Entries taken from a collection

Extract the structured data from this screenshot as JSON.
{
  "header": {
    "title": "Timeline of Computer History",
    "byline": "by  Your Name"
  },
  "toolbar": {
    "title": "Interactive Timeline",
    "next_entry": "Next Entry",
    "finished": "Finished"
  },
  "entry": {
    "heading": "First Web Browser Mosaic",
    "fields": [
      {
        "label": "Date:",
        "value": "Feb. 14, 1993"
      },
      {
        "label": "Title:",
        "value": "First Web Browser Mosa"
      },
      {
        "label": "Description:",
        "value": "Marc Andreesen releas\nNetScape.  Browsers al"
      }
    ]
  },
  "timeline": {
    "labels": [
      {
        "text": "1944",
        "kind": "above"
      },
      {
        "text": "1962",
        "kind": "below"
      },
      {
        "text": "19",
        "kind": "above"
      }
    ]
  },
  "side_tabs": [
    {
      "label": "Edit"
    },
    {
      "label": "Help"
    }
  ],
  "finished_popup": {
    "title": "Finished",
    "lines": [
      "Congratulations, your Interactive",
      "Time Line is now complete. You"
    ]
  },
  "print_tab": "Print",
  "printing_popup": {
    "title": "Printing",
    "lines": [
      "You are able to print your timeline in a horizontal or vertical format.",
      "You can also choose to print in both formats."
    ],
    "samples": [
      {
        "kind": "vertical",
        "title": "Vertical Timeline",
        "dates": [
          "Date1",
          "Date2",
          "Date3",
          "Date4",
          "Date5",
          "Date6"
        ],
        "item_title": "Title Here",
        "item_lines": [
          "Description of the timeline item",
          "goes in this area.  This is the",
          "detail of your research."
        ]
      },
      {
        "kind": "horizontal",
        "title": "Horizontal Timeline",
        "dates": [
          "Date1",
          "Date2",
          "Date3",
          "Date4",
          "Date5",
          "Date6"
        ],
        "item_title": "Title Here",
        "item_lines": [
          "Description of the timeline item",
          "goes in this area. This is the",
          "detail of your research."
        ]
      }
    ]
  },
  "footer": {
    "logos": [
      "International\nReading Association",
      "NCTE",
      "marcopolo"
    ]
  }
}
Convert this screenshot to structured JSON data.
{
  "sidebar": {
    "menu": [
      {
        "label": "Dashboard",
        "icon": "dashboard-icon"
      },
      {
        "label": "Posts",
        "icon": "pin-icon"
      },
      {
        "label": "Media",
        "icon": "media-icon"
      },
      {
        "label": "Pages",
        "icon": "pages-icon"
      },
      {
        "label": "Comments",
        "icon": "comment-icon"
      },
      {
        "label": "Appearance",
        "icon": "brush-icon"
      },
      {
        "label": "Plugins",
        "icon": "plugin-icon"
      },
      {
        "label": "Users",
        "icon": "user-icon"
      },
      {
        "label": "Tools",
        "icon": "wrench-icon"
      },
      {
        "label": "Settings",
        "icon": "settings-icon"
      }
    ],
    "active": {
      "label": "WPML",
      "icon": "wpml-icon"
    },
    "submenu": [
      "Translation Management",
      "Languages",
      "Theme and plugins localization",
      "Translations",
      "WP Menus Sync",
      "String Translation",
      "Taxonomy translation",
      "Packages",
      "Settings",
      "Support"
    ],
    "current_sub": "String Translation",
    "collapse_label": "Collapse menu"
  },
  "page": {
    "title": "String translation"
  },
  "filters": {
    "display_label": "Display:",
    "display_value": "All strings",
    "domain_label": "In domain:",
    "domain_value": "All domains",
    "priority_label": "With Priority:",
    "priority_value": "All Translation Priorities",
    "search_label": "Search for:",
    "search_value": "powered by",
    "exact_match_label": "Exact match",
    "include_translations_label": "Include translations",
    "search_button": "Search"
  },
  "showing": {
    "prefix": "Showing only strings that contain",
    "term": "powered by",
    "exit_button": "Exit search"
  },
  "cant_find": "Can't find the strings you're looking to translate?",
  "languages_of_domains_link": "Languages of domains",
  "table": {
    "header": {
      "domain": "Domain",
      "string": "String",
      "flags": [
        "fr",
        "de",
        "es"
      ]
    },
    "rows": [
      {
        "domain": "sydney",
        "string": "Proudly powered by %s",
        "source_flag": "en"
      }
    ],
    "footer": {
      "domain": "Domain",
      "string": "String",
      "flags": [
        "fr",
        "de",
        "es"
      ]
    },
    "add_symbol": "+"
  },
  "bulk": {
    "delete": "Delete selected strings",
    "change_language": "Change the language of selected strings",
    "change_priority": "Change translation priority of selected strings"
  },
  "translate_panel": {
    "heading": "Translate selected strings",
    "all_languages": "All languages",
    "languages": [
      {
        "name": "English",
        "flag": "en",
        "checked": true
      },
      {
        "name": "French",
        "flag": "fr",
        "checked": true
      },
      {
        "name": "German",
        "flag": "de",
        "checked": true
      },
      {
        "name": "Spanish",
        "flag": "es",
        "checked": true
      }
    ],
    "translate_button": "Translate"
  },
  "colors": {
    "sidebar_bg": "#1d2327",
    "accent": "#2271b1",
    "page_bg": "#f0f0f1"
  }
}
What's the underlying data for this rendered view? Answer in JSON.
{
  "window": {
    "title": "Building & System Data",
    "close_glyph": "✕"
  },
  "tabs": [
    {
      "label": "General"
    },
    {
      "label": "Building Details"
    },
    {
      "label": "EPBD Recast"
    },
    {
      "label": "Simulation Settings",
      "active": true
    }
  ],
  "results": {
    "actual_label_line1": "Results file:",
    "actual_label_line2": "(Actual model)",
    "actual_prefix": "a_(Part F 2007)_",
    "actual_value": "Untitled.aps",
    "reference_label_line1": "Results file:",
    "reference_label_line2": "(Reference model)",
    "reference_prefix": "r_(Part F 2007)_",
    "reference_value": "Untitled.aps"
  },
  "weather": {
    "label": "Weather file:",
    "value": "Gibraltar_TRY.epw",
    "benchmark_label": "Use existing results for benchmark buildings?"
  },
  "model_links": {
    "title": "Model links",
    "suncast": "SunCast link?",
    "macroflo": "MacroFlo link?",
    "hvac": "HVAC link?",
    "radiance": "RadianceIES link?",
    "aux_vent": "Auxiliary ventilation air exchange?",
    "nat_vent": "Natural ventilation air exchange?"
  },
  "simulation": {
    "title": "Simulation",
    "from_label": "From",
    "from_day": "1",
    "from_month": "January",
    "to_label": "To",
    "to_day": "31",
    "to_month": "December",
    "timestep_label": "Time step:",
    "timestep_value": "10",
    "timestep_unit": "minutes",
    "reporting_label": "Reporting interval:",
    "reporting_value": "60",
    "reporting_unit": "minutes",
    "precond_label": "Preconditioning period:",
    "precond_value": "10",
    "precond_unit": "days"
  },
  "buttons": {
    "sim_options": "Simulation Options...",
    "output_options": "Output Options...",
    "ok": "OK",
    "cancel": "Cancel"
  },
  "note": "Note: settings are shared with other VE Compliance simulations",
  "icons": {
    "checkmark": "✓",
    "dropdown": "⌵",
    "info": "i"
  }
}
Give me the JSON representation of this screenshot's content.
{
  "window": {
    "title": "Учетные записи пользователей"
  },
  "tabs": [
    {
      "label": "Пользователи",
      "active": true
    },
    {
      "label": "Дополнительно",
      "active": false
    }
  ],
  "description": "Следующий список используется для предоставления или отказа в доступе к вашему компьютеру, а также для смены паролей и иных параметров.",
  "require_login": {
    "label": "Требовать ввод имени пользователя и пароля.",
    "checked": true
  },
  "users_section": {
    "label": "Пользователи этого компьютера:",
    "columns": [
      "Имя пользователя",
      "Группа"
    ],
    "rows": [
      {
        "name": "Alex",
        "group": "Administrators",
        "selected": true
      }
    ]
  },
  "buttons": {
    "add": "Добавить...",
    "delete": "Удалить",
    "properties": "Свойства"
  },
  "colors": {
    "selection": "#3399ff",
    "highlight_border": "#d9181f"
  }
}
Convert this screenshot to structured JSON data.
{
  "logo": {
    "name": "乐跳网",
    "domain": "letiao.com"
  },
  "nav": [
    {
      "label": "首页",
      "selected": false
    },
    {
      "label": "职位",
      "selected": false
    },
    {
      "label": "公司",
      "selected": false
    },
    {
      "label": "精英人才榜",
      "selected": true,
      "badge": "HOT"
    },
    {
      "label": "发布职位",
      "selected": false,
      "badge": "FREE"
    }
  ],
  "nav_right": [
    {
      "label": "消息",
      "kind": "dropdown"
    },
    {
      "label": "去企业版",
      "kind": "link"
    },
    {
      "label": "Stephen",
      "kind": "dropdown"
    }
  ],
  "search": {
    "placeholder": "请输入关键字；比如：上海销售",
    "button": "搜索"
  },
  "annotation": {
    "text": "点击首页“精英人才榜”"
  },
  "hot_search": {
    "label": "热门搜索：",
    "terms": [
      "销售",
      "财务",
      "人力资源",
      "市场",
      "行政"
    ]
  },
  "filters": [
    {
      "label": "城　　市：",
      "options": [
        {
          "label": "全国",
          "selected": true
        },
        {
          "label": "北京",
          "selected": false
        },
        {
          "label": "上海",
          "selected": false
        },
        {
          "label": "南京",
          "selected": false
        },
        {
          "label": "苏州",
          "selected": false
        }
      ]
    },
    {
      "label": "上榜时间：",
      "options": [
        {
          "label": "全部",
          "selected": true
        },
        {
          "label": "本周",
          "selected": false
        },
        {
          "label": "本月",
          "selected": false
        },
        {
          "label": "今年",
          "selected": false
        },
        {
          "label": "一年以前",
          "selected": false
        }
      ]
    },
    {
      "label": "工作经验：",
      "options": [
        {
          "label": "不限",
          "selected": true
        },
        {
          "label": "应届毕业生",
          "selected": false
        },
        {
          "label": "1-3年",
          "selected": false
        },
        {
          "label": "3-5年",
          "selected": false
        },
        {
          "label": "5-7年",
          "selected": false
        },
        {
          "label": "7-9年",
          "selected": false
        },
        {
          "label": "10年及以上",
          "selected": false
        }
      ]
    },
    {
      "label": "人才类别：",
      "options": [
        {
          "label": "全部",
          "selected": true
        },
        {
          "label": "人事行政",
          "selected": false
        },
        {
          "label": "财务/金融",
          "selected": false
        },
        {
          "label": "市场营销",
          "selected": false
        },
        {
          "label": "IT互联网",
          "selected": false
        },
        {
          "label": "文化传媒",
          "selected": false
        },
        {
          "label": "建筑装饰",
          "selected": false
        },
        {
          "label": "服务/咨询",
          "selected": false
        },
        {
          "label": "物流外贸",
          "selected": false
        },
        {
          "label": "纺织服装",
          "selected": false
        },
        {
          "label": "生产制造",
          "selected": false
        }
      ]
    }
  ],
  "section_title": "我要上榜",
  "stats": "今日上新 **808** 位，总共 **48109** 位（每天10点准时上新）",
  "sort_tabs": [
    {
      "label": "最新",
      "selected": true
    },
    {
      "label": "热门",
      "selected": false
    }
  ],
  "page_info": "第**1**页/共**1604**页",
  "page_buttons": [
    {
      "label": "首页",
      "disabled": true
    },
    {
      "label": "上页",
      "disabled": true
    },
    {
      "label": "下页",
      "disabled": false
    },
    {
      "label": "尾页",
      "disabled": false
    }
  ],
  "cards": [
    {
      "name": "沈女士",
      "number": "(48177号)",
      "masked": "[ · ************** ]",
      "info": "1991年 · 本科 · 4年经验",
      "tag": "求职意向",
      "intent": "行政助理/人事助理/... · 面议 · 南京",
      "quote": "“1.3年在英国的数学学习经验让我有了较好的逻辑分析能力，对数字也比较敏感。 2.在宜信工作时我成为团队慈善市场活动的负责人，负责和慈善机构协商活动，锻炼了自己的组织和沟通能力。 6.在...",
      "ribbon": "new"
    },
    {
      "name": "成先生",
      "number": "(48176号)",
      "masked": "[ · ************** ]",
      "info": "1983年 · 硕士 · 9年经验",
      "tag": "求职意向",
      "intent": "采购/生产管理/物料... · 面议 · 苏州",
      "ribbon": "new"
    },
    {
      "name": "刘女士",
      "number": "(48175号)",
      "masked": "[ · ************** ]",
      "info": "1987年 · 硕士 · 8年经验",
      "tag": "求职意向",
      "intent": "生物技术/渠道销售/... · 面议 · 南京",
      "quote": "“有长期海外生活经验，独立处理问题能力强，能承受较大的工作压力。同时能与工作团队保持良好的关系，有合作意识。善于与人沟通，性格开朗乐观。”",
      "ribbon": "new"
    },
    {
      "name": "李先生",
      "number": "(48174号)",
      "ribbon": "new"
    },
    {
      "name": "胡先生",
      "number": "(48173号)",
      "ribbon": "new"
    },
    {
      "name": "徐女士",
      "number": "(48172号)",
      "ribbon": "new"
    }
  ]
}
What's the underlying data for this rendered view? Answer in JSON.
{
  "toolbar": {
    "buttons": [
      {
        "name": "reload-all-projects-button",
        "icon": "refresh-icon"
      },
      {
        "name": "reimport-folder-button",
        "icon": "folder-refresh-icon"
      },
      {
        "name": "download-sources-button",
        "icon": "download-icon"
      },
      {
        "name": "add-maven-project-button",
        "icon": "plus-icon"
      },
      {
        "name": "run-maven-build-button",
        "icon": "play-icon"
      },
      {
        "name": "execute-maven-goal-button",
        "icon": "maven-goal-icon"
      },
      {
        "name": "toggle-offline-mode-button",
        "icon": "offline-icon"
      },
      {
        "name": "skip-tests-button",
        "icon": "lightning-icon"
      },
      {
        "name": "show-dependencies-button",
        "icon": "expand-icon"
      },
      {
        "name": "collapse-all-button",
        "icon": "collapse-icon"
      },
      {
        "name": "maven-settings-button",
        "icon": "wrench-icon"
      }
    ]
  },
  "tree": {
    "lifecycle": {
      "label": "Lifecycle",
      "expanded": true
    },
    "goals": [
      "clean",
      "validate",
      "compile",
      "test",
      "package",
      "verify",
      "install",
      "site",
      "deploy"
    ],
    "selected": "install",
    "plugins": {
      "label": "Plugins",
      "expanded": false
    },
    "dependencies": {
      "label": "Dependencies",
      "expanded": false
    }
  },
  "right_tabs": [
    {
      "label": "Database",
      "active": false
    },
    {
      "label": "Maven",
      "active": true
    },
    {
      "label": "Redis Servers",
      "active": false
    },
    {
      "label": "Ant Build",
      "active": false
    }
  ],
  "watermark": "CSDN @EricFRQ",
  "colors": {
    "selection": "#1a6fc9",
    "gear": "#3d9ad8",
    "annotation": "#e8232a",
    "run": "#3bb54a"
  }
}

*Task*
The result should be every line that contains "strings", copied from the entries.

*Task solution*
    "display_value": "All strings",
    "prefix": "Showing only strings that contain",
  "cant_find": "Can't find the strings you're looking to translate?",
    "delete": "Delete selected strings",
    "change_language": "Change the language of selected strings",
    "change_priority": "Change translation priority of selected strings"
    "heading": "Translate selected strings",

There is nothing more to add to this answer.